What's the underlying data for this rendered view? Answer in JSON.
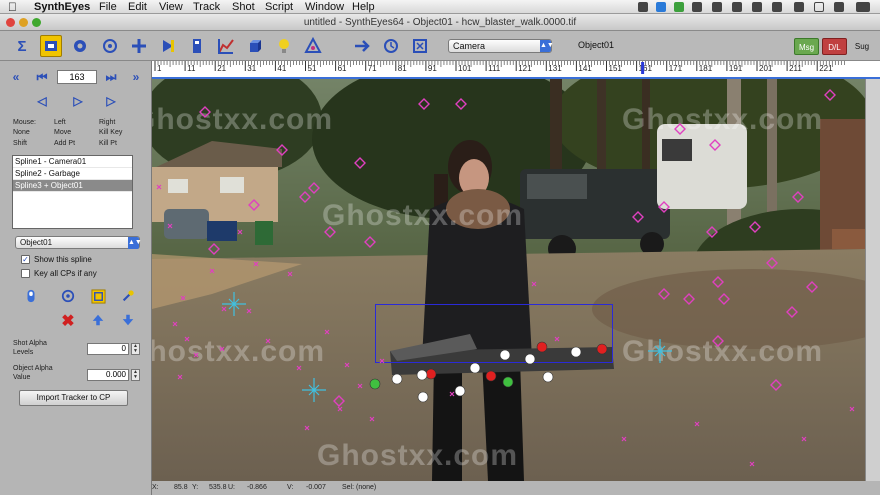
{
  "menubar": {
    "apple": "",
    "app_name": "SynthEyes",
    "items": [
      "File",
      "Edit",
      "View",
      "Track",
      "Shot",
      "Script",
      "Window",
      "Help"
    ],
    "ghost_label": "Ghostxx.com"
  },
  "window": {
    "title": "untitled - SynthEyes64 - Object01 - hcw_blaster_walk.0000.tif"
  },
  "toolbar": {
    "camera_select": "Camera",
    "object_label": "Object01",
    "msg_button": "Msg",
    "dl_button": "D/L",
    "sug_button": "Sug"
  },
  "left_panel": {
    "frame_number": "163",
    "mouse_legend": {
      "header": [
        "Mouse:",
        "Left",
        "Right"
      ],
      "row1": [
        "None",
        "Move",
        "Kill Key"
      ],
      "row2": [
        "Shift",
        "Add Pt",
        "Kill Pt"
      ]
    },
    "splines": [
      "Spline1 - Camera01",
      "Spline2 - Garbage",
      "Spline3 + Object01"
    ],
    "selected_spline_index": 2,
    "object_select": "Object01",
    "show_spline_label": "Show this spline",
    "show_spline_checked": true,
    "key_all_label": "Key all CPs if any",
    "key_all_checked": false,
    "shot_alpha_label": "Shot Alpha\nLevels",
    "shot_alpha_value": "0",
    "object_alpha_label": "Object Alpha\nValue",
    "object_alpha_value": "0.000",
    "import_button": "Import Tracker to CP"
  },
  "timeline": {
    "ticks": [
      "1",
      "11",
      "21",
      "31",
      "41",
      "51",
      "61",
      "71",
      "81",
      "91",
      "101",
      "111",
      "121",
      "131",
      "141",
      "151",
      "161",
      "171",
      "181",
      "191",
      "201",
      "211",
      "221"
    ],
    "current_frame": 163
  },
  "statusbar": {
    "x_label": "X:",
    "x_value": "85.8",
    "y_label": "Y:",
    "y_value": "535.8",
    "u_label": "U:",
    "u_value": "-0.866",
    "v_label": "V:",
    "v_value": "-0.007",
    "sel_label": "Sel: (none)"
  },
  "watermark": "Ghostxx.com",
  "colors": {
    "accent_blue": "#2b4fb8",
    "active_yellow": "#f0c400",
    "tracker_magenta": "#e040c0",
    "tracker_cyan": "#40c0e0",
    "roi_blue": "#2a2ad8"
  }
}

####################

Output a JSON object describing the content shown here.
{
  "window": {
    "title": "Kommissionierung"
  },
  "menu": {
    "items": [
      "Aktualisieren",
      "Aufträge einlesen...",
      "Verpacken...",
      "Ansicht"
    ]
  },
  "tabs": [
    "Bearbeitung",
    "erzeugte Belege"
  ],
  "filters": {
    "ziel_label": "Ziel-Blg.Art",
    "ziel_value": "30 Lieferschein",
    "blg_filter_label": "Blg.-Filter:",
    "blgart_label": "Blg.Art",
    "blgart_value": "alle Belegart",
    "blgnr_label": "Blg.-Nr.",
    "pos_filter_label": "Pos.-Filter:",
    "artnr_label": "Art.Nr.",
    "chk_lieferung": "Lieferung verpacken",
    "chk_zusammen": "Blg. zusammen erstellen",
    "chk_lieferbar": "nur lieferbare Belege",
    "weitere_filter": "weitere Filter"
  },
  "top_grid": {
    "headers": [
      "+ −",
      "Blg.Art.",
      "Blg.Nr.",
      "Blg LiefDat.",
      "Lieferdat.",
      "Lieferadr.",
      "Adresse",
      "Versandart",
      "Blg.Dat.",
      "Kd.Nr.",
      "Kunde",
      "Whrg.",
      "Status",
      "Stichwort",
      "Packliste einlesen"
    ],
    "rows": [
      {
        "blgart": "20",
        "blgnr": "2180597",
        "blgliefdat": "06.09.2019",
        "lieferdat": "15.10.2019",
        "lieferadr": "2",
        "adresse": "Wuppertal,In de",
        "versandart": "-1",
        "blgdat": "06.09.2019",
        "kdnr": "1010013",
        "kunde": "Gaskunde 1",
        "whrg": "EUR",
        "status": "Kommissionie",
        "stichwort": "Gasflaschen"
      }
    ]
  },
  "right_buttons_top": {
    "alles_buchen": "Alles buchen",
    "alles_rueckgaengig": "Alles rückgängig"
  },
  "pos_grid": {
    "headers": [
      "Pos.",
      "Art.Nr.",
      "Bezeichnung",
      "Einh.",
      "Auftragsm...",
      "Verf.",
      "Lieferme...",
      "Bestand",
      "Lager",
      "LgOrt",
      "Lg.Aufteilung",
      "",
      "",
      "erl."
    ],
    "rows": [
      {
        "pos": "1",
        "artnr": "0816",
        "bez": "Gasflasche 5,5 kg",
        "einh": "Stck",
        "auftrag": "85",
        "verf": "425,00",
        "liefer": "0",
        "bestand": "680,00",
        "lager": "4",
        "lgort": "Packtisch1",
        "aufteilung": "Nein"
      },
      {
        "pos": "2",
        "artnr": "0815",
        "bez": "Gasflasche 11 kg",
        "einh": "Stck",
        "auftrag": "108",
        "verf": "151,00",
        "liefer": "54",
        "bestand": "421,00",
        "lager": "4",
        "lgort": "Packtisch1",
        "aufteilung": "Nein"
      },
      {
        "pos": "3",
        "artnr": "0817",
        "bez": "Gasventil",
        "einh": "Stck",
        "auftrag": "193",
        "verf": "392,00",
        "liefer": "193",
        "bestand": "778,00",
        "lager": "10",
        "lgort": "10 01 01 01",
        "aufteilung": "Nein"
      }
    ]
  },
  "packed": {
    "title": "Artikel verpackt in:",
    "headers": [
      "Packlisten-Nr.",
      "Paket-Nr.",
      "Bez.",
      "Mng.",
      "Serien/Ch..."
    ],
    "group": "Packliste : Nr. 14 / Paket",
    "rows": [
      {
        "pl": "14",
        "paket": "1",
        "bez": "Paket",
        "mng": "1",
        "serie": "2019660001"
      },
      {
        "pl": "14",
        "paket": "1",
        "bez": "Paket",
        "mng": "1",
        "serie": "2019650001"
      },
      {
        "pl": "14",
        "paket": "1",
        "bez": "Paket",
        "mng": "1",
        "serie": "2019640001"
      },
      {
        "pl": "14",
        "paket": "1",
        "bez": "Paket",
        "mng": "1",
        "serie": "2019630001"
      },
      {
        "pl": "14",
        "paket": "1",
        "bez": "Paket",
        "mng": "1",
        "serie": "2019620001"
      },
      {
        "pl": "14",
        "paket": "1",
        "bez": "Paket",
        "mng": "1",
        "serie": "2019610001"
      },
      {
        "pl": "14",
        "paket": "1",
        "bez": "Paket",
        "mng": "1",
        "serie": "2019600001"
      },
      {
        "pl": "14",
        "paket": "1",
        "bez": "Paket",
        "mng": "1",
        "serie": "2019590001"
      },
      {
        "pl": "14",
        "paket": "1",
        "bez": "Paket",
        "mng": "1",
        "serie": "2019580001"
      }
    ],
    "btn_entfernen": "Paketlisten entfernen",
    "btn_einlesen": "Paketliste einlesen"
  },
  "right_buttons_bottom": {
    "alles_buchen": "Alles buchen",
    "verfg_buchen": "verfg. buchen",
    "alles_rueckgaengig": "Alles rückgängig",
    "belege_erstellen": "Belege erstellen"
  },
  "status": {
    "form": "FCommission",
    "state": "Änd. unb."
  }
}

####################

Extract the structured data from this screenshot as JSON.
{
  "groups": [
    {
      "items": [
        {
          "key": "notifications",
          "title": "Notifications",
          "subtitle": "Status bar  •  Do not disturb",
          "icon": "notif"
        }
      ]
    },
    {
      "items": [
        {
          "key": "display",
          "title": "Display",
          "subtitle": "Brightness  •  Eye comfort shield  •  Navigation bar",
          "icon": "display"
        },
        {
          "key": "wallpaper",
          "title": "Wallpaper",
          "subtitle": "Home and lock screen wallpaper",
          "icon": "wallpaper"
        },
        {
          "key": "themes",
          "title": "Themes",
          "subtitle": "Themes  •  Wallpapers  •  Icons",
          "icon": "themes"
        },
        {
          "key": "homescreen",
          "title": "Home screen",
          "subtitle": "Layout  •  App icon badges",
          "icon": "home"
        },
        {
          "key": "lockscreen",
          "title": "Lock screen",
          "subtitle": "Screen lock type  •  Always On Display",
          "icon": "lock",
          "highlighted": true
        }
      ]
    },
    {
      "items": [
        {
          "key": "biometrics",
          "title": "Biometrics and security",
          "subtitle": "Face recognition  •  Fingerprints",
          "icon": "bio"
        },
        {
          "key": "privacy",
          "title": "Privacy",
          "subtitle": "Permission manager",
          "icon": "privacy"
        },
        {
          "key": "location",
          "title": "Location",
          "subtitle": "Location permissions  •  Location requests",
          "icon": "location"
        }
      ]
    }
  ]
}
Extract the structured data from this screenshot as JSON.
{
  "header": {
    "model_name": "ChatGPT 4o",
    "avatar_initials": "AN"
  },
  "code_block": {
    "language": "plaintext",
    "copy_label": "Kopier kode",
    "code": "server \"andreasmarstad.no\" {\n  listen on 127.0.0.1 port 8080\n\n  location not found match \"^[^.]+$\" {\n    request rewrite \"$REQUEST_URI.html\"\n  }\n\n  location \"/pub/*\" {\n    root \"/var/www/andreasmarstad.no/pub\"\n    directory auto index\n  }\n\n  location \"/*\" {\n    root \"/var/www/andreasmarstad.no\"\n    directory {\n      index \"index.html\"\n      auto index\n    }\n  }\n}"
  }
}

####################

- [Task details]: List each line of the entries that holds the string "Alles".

- [Result of the task]:
    "alles_buchen": "Alles buchen",
    "alles_rueckgaengig": "Alles rückgängig"
    "alles_buchen": "Alles buchen",
    "alles_rueckgaengig": "Alles rückgängig",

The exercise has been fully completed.